*** AVAILABLE DATA Section Begins ***

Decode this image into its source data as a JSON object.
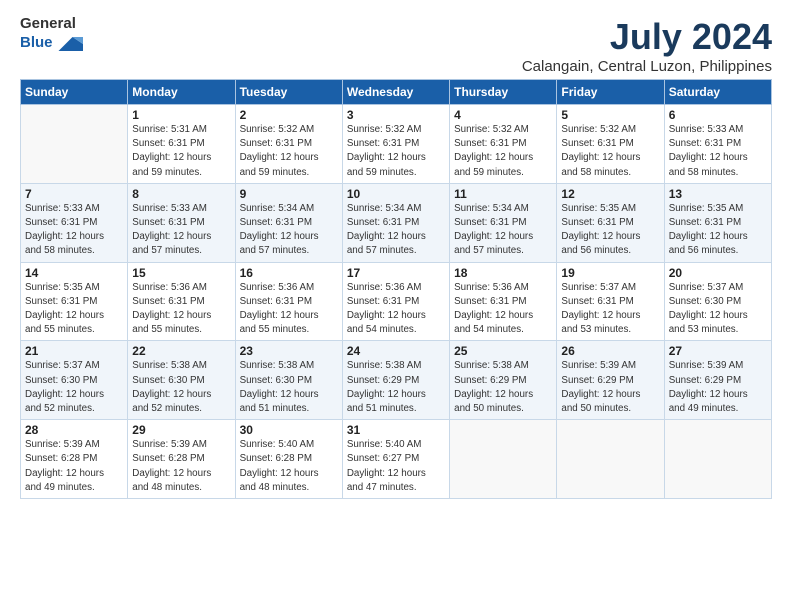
{
  "logo": {
    "general": "General",
    "blue": "Blue"
  },
  "title": "July 2024",
  "subtitle": "Calangain, Central Luzon, Philippines",
  "headers": [
    "Sunday",
    "Monday",
    "Tuesday",
    "Wednesday",
    "Thursday",
    "Friday",
    "Saturday"
  ],
  "weeks": [
    [
      {
        "day": "",
        "info": ""
      },
      {
        "day": "1",
        "info": "Sunrise: 5:31 AM\nSunset: 6:31 PM\nDaylight: 12 hours\nand 59 minutes."
      },
      {
        "day": "2",
        "info": "Sunrise: 5:32 AM\nSunset: 6:31 PM\nDaylight: 12 hours\nand 59 minutes."
      },
      {
        "day": "3",
        "info": "Sunrise: 5:32 AM\nSunset: 6:31 PM\nDaylight: 12 hours\nand 59 minutes."
      },
      {
        "day": "4",
        "info": "Sunrise: 5:32 AM\nSunset: 6:31 PM\nDaylight: 12 hours\nand 59 minutes."
      },
      {
        "day": "5",
        "info": "Sunrise: 5:32 AM\nSunset: 6:31 PM\nDaylight: 12 hours\nand 58 minutes."
      },
      {
        "day": "6",
        "info": "Sunrise: 5:33 AM\nSunset: 6:31 PM\nDaylight: 12 hours\nand 58 minutes."
      }
    ],
    [
      {
        "day": "7",
        "info": "Sunrise: 5:33 AM\nSunset: 6:31 PM\nDaylight: 12 hours\nand 58 minutes."
      },
      {
        "day": "8",
        "info": "Sunrise: 5:33 AM\nSunset: 6:31 PM\nDaylight: 12 hours\nand 57 minutes."
      },
      {
        "day": "9",
        "info": "Sunrise: 5:34 AM\nSunset: 6:31 PM\nDaylight: 12 hours\nand 57 minutes."
      },
      {
        "day": "10",
        "info": "Sunrise: 5:34 AM\nSunset: 6:31 PM\nDaylight: 12 hours\nand 57 minutes."
      },
      {
        "day": "11",
        "info": "Sunrise: 5:34 AM\nSunset: 6:31 PM\nDaylight: 12 hours\nand 57 minutes."
      },
      {
        "day": "12",
        "info": "Sunrise: 5:35 AM\nSunset: 6:31 PM\nDaylight: 12 hours\nand 56 minutes."
      },
      {
        "day": "13",
        "info": "Sunrise: 5:35 AM\nSunset: 6:31 PM\nDaylight: 12 hours\nand 56 minutes."
      }
    ],
    [
      {
        "day": "14",
        "info": "Sunrise: 5:35 AM\nSunset: 6:31 PM\nDaylight: 12 hours\nand 55 minutes."
      },
      {
        "day": "15",
        "info": "Sunrise: 5:36 AM\nSunset: 6:31 PM\nDaylight: 12 hours\nand 55 minutes."
      },
      {
        "day": "16",
        "info": "Sunrise: 5:36 AM\nSunset: 6:31 PM\nDaylight: 12 hours\nand 55 minutes."
      },
      {
        "day": "17",
        "info": "Sunrise: 5:36 AM\nSunset: 6:31 PM\nDaylight: 12 hours\nand 54 minutes."
      },
      {
        "day": "18",
        "info": "Sunrise: 5:36 AM\nSunset: 6:31 PM\nDaylight: 12 hours\nand 54 minutes."
      },
      {
        "day": "19",
        "info": "Sunrise: 5:37 AM\nSunset: 6:31 PM\nDaylight: 12 hours\nand 53 minutes."
      },
      {
        "day": "20",
        "info": "Sunrise: 5:37 AM\nSunset: 6:30 PM\nDaylight: 12 hours\nand 53 minutes."
      }
    ],
    [
      {
        "day": "21",
        "info": "Sunrise: 5:37 AM\nSunset: 6:30 PM\nDaylight: 12 hours\nand 52 minutes."
      },
      {
        "day": "22",
        "info": "Sunrise: 5:38 AM\nSunset: 6:30 PM\nDaylight: 12 hours\nand 52 minutes."
      },
      {
        "day": "23",
        "info": "Sunrise: 5:38 AM\nSunset: 6:30 PM\nDaylight: 12 hours\nand 51 minutes."
      },
      {
        "day": "24",
        "info": "Sunrise: 5:38 AM\nSunset: 6:29 PM\nDaylight: 12 hours\nand 51 minutes."
      },
      {
        "day": "25",
        "info": "Sunrise: 5:38 AM\nSunset: 6:29 PM\nDaylight: 12 hours\nand 50 minutes."
      },
      {
        "day": "26",
        "info": "Sunrise: 5:39 AM\nSunset: 6:29 PM\nDaylight: 12 hours\nand 50 minutes."
      },
      {
        "day": "27",
        "info": "Sunrise: 5:39 AM\nSunset: 6:29 PM\nDaylight: 12 hours\nand 49 minutes."
      }
    ],
    [
      {
        "day": "28",
        "info": "Sunrise: 5:39 AM\nSunset: 6:28 PM\nDaylight: 12 hours\nand 49 minutes."
      },
      {
        "day": "29",
        "info": "Sunrise: 5:39 AM\nSunset: 6:28 PM\nDaylight: 12 hours\nand 48 minutes."
      },
      {
        "day": "30",
        "info": "Sunrise: 5:40 AM\nSunset: 6:28 PM\nDaylight: 12 hours\nand 48 minutes."
      },
      {
        "day": "31",
        "info": "Sunrise: 5:40 AM\nSunset: 6:27 PM\nDaylight: 12 hours\nand 47 minutes."
      },
      {
        "day": "",
        "info": ""
      },
      {
        "day": "",
        "info": ""
      },
      {
        "day": "",
        "info": ""
      }
    ]
  ]
}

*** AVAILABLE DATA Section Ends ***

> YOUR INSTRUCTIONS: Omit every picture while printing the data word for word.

> PROBLEM SOLUTION:
Decode this image into its source data as a JSON object.
{
  "logo": {
    "general": "General",
    "blue": "Blue"
  },
  "title": "July 2024",
  "subtitle": "Calangain, Central Luzon, Philippines",
  "headers": [
    "Sunday",
    "Monday",
    "Tuesday",
    "Wednesday",
    "Thursday",
    "Friday",
    "Saturday"
  ],
  "weeks": [
    [
      {
        "day": "",
        "info": ""
      },
      {
        "day": "1",
        "info": "Sunrise: 5:31 AM\nSunset: 6:31 PM\nDaylight: 12 hours\nand 59 minutes."
      },
      {
        "day": "2",
        "info": "Sunrise: 5:32 AM\nSunset: 6:31 PM\nDaylight: 12 hours\nand 59 minutes."
      },
      {
        "day": "3",
        "info": "Sunrise: 5:32 AM\nSunset: 6:31 PM\nDaylight: 12 hours\nand 59 minutes."
      },
      {
        "day": "4",
        "info": "Sunrise: 5:32 AM\nSunset: 6:31 PM\nDaylight: 12 hours\nand 59 minutes."
      },
      {
        "day": "5",
        "info": "Sunrise: 5:32 AM\nSunset: 6:31 PM\nDaylight: 12 hours\nand 58 minutes."
      },
      {
        "day": "6",
        "info": "Sunrise: 5:33 AM\nSunset: 6:31 PM\nDaylight: 12 hours\nand 58 minutes."
      }
    ],
    [
      {
        "day": "7",
        "info": "Sunrise: 5:33 AM\nSunset: 6:31 PM\nDaylight: 12 hours\nand 58 minutes."
      },
      {
        "day": "8",
        "info": "Sunrise: 5:33 AM\nSunset: 6:31 PM\nDaylight: 12 hours\nand 57 minutes."
      },
      {
        "day": "9",
        "info": "Sunrise: 5:34 AM\nSunset: 6:31 PM\nDaylight: 12 hours\nand 57 minutes."
      },
      {
        "day": "10",
        "info": "Sunrise: 5:34 AM\nSunset: 6:31 PM\nDaylight: 12 hours\nand 57 minutes."
      },
      {
        "day": "11",
        "info": "Sunrise: 5:34 AM\nSunset: 6:31 PM\nDaylight: 12 hours\nand 57 minutes."
      },
      {
        "day": "12",
        "info": "Sunrise: 5:35 AM\nSunset: 6:31 PM\nDaylight: 12 hours\nand 56 minutes."
      },
      {
        "day": "13",
        "info": "Sunrise: 5:35 AM\nSunset: 6:31 PM\nDaylight: 12 hours\nand 56 minutes."
      }
    ],
    [
      {
        "day": "14",
        "info": "Sunrise: 5:35 AM\nSunset: 6:31 PM\nDaylight: 12 hours\nand 55 minutes."
      },
      {
        "day": "15",
        "info": "Sunrise: 5:36 AM\nSunset: 6:31 PM\nDaylight: 12 hours\nand 55 minutes."
      },
      {
        "day": "16",
        "info": "Sunrise: 5:36 AM\nSunset: 6:31 PM\nDaylight: 12 hours\nand 55 minutes."
      },
      {
        "day": "17",
        "info": "Sunrise: 5:36 AM\nSunset: 6:31 PM\nDaylight: 12 hours\nand 54 minutes."
      },
      {
        "day": "18",
        "info": "Sunrise: 5:36 AM\nSunset: 6:31 PM\nDaylight: 12 hours\nand 54 minutes."
      },
      {
        "day": "19",
        "info": "Sunrise: 5:37 AM\nSunset: 6:31 PM\nDaylight: 12 hours\nand 53 minutes."
      },
      {
        "day": "20",
        "info": "Sunrise: 5:37 AM\nSunset: 6:30 PM\nDaylight: 12 hours\nand 53 minutes."
      }
    ],
    [
      {
        "day": "21",
        "info": "Sunrise: 5:37 AM\nSunset: 6:30 PM\nDaylight: 12 hours\nand 52 minutes."
      },
      {
        "day": "22",
        "info": "Sunrise: 5:38 AM\nSunset: 6:30 PM\nDaylight: 12 hours\nand 52 minutes."
      },
      {
        "day": "23",
        "info": "Sunrise: 5:38 AM\nSunset: 6:30 PM\nDaylight: 12 hours\nand 51 minutes."
      },
      {
        "day": "24",
        "info": "Sunrise: 5:38 AM\nSunset: 6:29 PM\nDaylight: 12 hours\nand 51 minutes."
      },
      {
        "day": "25",
        "info": "Sunrise: 5:38 AM\nSunset: 6:29 PM\nDaylight: 12 hours\nand 50 minutes."
      },
      {
        "day": "26",
        "info": "Sunrise: 5:39 AM\nSunset: 6:29 PM\nDaylight: 12 hours\nand 50 minutes."
      },
      {
        "day": "27",
        "info": "Sunrise: 5:39 AM\nSunset: 6:29 PM\nDaylight: 12 hours\nand 49 minutes."
      }
    ],
    [
      {
        "day": "28",
        "info": "Sunrise: 5:39 AM\nSunset: 6:28 PM\nDaylight: 12 hours\nand 49 minutes."
      },
      {
        "day": "29",
        "info": "Sunrise: 5:39 AM\nSunset: 6:28 PM\nDaylight: 12 hours\nand 48 minutes."
      },
      {
        "day": "30",
        "info": "Sunrise: 5:40 AM\nSunset: 6:28 PM\nDaylight: 12 hours\nand 48 minutes."
      },
      {
        "day": "31",
        "info": "Sunrise: 5:40 AM\nSunset: 6:27 PM\nDaylight: 12 hours\nand 47 minutes."
      },
      {
        "day": "",
        "info": ""
      },
      {
        "day": "",
        "info": ""
      },
      {
        "day": "",
        "info": ""
      }
    ]
  ]
}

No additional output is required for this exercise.